Through auditing the museum collection we aim to improve documentation about the objects we look after and put on display. During the audit we record the location, condition and take a photograph of each object so that we have a visual as well as a written record of everything.
Mondays are usually my audit day. It is very exciting task as I know I am opening boxes that may not have been opened in a long time! On audit days I either work in the stores collecting the location information and taking photographs, or I am updating the records onto our collections management database. The level of information the museum holds about the objects in store varies. Some objects have a good story documented on file, other objects may have had very little recorded about them at the time of donation.
If you find that you would like to contribute to any object information on the collection blogs, please do comment on the post, we always welcome more information!
Here a few items audited and updated yesterday…
Measham Ware teapot, 1912
Inscribed “Mr. and Mrs. Brown 1912 Home Sweet Home”. Pot decorated with baskets of flowers, sprays of thistles and leaves and peacocks. Two single thistles and floral decor together with small teapot on lid.
Teapots like these were also known as Barge Ware because they were often sold to working boatmen and women.
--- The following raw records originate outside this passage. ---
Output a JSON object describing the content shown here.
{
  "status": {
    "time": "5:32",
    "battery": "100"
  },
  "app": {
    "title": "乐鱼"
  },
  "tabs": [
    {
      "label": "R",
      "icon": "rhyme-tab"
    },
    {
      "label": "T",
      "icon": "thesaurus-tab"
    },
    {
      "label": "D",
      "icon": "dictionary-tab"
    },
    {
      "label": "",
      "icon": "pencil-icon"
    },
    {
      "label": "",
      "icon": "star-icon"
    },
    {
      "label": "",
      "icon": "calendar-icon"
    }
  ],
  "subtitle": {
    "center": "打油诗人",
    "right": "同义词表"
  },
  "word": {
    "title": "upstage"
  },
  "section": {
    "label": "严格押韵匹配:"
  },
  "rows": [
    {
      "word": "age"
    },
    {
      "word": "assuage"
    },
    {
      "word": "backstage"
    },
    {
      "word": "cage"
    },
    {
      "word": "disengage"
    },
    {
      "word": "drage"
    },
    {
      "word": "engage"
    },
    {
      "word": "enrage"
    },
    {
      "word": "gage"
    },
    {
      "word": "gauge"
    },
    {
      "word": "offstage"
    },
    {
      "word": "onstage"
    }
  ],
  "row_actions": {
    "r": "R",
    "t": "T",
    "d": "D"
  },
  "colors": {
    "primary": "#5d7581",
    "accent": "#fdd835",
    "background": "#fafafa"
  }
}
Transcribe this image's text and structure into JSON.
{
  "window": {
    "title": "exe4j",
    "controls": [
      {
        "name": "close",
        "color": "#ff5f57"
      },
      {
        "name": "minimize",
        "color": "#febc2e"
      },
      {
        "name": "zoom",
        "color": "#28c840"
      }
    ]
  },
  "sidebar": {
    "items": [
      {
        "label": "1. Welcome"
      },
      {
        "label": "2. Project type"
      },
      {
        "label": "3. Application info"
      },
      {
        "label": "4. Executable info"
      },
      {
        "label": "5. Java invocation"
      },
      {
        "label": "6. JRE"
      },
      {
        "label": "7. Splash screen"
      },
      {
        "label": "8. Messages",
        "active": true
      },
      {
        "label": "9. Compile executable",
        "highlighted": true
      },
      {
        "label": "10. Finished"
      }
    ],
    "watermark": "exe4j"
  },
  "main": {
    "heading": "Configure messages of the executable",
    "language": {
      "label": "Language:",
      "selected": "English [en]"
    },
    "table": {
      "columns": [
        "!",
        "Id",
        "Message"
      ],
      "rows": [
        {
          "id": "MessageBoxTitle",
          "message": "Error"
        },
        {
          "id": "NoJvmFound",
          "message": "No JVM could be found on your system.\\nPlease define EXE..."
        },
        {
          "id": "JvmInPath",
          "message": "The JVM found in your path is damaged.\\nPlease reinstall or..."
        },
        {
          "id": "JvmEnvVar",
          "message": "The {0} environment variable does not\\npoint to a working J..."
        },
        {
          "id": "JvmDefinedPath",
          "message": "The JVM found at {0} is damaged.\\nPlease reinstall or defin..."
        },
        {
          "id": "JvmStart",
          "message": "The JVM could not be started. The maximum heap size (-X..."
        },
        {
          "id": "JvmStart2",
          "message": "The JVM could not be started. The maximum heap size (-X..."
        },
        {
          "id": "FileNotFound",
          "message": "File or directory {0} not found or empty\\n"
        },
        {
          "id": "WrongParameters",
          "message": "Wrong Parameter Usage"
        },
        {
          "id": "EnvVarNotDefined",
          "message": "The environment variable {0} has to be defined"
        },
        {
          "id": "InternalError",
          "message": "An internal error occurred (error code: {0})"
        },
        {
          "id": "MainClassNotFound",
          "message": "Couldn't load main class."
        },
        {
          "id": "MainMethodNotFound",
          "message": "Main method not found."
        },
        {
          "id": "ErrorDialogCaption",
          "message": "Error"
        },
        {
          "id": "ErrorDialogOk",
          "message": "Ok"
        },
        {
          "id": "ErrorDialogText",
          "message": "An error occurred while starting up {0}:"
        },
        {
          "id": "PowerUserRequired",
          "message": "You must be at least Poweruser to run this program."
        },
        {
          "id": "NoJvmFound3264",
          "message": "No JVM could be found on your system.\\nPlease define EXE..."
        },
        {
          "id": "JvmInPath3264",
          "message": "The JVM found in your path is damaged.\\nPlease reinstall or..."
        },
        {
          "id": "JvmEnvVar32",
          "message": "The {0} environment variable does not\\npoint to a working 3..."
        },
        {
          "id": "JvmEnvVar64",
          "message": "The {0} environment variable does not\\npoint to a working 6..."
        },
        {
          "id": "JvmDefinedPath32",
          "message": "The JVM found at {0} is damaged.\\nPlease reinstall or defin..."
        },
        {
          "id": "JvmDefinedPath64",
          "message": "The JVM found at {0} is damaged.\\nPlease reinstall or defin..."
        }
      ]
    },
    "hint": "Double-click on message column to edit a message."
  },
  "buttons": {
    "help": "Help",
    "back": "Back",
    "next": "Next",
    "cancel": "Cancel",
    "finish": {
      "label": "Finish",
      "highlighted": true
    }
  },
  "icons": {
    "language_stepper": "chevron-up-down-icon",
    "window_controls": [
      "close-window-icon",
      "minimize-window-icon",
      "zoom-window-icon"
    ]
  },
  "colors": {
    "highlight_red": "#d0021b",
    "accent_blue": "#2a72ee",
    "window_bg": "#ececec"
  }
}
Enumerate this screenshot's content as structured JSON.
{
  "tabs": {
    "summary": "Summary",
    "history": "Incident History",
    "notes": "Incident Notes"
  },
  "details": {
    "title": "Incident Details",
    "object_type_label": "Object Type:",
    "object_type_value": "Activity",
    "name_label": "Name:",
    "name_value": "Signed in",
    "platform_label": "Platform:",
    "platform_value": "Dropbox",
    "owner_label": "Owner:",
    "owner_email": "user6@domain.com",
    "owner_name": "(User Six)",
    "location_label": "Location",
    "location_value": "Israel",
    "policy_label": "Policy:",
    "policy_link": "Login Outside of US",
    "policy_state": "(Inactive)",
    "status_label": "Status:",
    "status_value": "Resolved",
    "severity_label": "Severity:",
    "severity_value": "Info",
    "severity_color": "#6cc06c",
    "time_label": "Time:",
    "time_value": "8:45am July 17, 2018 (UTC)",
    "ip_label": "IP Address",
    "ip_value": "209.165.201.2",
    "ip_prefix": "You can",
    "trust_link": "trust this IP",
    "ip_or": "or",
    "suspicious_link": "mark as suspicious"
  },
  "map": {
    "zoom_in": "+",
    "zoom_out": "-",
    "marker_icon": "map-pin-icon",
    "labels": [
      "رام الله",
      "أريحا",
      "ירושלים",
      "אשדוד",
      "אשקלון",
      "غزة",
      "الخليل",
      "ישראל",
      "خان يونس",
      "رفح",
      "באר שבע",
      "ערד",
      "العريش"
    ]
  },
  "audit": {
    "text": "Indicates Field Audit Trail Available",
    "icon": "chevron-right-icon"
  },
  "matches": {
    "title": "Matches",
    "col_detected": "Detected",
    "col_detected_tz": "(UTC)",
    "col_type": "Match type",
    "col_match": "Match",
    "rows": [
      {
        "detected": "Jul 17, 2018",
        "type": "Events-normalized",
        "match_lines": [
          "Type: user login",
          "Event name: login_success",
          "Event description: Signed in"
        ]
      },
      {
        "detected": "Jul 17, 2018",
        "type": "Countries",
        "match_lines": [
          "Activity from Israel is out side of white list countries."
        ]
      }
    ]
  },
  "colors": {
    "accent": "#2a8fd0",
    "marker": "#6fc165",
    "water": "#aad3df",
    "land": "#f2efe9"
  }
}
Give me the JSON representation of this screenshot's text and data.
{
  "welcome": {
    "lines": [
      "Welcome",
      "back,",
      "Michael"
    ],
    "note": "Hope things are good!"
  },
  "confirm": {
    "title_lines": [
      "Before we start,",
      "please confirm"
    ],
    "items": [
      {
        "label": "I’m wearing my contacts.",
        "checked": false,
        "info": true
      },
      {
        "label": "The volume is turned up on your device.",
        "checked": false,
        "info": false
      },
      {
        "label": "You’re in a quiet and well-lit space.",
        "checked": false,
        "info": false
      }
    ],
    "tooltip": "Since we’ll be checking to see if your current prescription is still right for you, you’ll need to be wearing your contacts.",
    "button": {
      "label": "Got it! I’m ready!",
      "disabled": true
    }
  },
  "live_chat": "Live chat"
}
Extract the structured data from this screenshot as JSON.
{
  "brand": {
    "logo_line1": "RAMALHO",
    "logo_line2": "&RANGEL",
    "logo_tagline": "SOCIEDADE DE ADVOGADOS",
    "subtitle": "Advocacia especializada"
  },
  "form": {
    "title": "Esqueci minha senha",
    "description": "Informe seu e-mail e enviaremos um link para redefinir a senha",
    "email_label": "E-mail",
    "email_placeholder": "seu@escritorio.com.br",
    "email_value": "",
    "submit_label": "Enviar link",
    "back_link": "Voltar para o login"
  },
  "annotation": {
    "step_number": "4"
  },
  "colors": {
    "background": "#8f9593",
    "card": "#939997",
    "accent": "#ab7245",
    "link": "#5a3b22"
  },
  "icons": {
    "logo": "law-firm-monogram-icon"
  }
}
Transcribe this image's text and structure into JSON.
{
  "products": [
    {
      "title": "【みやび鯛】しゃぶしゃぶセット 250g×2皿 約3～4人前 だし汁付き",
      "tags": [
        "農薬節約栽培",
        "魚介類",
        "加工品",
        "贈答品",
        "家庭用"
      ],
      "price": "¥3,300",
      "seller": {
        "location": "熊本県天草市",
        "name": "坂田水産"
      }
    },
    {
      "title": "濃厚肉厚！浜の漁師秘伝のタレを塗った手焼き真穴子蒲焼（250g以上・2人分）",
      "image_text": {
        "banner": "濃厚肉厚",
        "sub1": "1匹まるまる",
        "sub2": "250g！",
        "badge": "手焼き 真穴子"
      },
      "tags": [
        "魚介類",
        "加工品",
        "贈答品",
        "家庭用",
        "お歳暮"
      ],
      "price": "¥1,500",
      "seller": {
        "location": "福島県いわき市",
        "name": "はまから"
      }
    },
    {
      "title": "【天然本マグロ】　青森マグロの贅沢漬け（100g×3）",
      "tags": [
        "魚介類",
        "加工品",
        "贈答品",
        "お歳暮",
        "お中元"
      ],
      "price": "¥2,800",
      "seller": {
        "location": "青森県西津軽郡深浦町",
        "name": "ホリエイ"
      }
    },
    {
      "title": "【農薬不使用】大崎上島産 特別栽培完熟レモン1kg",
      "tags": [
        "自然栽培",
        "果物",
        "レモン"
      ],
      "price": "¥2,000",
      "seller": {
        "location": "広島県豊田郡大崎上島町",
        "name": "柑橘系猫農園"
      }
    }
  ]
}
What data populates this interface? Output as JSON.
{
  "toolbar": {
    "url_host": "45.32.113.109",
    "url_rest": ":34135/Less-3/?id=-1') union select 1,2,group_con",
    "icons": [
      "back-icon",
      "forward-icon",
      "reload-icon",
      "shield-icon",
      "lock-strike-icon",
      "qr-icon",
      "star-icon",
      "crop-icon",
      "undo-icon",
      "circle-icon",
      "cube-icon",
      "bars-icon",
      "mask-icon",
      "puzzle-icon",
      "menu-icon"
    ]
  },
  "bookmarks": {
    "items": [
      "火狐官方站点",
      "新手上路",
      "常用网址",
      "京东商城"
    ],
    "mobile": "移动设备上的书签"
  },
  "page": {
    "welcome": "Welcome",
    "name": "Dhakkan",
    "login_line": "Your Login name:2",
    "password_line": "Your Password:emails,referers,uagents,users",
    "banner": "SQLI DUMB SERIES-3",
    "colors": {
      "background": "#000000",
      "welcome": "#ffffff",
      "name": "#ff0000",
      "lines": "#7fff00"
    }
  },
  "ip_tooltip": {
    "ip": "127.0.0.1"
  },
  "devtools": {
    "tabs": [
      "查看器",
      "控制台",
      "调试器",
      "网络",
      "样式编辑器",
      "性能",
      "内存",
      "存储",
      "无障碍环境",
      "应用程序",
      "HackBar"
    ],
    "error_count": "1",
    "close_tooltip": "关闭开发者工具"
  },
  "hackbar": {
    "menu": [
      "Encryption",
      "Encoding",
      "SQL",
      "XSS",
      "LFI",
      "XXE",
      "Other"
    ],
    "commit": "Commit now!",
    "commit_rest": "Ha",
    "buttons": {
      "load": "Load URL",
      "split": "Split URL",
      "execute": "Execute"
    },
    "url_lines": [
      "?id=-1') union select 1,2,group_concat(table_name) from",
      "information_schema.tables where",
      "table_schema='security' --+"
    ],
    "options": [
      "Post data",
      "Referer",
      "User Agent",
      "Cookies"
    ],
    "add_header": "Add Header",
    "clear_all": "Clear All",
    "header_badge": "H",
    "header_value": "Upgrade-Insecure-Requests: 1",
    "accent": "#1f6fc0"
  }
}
They were often given as wedding presents or passed down through the family generations.
Blue engineering coping brick, 19th Century
Stamped “T-HARDY / NUNEATON”. Blue engineering bricks like these were manufactured in and around Nuneaton during the 1800s to 1900s. The quality of the clay is the local area is incredibly rich and companies such as Haunchwood Brick and Tile and Stanleys were successful at mining the clay and producing excellent building materials during this time.